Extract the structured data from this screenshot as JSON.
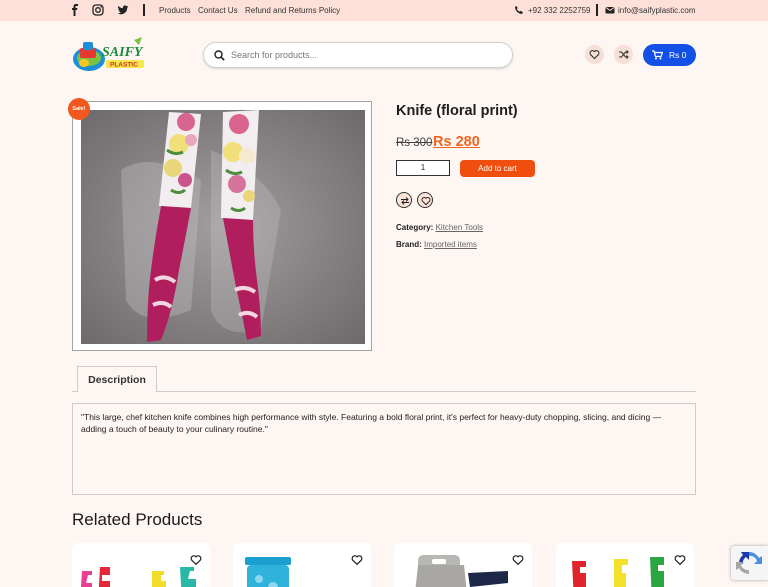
{
  "topbar": {
    "links": [
      "Products",
      "Contact Us",
      "Refund and Returns Policy"
    ],
    "phone": "+92 332 2252759",
    "email": "info@saifyplastic.com"
  },
  "header": {
    "logo_text": "SAIFY PLASTIC",
    "search_placeholder": "Search for products...",
    "cart_label": "Rs 0"
  },
  "product": {
    "sale_badge": "Sale!",
    "title": "Knife (floral print)",
    "price_old": "Rs 300",
    "price_new": "Rs 280",
    "quantity": "1",
    "add_to_cart": "Add to cart",
    "category_label": "Category:",
    "category_value": "Kitchen Tools",
    "brand_label": "Brand:",
    "brand_value": "Imported items"
  },
  "tabs": [
    {
      "label": "Description"
    }
  ],
  "description": "\"This large, chef kitchen knife combines high performance with style. Featuring a bold floral print, it's perfect for heavy-duty chopping, slicing, and dicing — adding a touch of beauty to your culinary routine.\"",
  "related": {
    "heading": "Related Products",
    "cards": [
      {
        "icon": "heart-icon"
      },
      {
        "icon": "heart-icon"
      },
      {
        "icon": "heart-icon"
      },
      {
        "icon": "heart-icon"
      }
    ]
  },
  "colors": {
    "accent": "#f06521",
    "cart_blue": "#1250e6",
    "topbar_bg": "#fde1d8",
    "page_bg": "#fdf6f2"
  }
}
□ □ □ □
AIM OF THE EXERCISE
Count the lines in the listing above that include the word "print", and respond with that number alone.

TASK RESPONSE
2